The International Criminal Court (ICC) is heralded as a significant development in the field of international justice and accountability. Established by the Rome Statute, the ICC is a unique legal mechanism in terms of its broad jurisdiction over war crimes, crimes against humanity, genocide and the crime of aggression. Though the ICC represents an important commitment to international justice, it is not free from challenges and critique. One such issue is the relationship between the ICC and humanitarian actors. Humanitarian actors often have unparalleled access in the contexts the Court investigates, and because of this humanitarians may be approached to cooperate with the Court. Such cooperation, however, complicates – and potentially directly threatens – the principles that govern humanitarians’ operations. This event explored the issues and debates stemming from the relationship between the ICC and humanitarian actors.

Guest expert

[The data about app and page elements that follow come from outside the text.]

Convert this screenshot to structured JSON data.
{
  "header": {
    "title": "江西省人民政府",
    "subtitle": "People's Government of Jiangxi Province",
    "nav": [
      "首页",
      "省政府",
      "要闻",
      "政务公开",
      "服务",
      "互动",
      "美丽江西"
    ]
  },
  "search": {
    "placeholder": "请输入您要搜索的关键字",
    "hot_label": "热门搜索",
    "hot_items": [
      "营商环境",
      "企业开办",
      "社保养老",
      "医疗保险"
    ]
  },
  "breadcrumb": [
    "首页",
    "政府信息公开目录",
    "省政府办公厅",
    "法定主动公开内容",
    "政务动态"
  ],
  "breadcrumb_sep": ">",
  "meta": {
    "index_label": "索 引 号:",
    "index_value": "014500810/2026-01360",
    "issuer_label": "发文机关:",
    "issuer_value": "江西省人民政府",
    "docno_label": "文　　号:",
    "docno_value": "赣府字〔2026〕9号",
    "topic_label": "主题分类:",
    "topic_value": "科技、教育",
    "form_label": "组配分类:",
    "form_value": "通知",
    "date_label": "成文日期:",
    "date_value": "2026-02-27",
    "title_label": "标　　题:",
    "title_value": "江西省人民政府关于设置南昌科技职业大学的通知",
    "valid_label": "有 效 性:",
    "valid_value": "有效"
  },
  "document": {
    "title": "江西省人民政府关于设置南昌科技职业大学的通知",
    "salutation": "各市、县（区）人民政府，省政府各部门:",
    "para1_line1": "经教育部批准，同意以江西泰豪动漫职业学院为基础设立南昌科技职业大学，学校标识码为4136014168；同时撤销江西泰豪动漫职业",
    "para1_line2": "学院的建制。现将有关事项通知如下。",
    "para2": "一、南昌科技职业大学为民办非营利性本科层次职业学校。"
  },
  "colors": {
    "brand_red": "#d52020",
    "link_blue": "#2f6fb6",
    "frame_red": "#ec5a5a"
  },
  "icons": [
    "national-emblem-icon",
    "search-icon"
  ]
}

Théo Boutruche Théo Boutruche is an independent consultant in international human rights and humanitarian law (currently legal adviser with the MENA Programme of the International Commission of Jurists). He has previously worked as an employee or as a consultant for various organisations such as Freedom from Torture, Diakonia, REDRESS, Amnesty International, Save the Children and the UN Office of the High Commissioner for Human Rights. He conducted research, and fact-finding work in conflict and post-conflict settings such as Palestine, Lebanon, Iraq, Georgia, DRC, Uganda, and Kenya. He was the IHL/Human Rights Expert of the Independent International Fact-Finding Mission on the Conflict in Georgia. He is also a member of the Harvard Group of Professionals on Monitoring, Reporting and Fact-finding and contributed as an expert to the drafting of the International Protocol
on the Documentation
and Investigation of Sexual Violence in Conflict: Basic Standards of Best Practice on the Documentation of Sexual Violence. He published several articles in law reviews and contributions to books on international law related issues. His Ph.D. thesis on “The Prohibition of Superfluous Injury or Unnecessary Suffering in International Humanitarian Law” was awarded the 2009 ICRC Paul Reuter Prize for international humanitarian law. He created and manages The Art of Facts – A LEGAL BLOG on Fact-finding and Armed ConflicTS, at: He is also currently teaching at Notre-Dame University and Saint-Joseph Kaslik University in Lebanon and has taught international law, human rights law and IHL in various universities in Europe, most recently at the University College London.

Event host

Elizabeth Holland Elizabeth Holland Consulting Expert on International Humanitarian Law, International Association of Professionals in Humanitarian Assistance and Protection (PHAP)


Recording (YouTube - faster loading time)

Recording (Adobe Connect - higher quality)

Session recording (downloadable audio podcast)

Recommended reading

For those who wish to prepare for the session, we recommend the following reading:

For further reading, please also see:

Learning objectives

  • Review of humanitarian principles, and in particular neutrality and independence, in the context of potential cooperation with international tribunals, and in particular the International Criminal Court (ICC).
  • Examination of the possible role(s) humanitarian organizations may play in investigations and/or prosecutions undertaken by international tribunals, and what benefits and risks these may entail.
  • Brief introduction to the context, goals and methods of fact-finding and/or information gathering activities as commonly undertaken by humanitarian organizations.
  • Analysis of the possible impact on humanitarian organizations (including risk, security and perception) based on their undertaking information collection activities concerning potential crimes.
  • Discussion of potential challenges and responses to interaction by humanitarian organizations with international tribunals such as the ICC.


PHAP members will have the possibility to undergo a two-part assessment after the session as part of the PHAP Continuous Learning Credits framework.

Part 1: Comprehension check

Part 2: Written reflection

To encourage peer learning among members, selected essay responses will also be published on the website, if approved by the writer. As a member, you can comment on the responses and read other members' comments.

Read the written reflections

PHAP Credentialing Program

PHAP Credentialing Program

International Legal Frameworks for Humanitarian Action

This event will help you prepare for the PHAP Credentialing Program certification in International Legal Frameworks for Humanitarian Action.

In particular, the event will address segment 6.1 of the certification assessment outline.

Read more about the PHAP Credentialing Program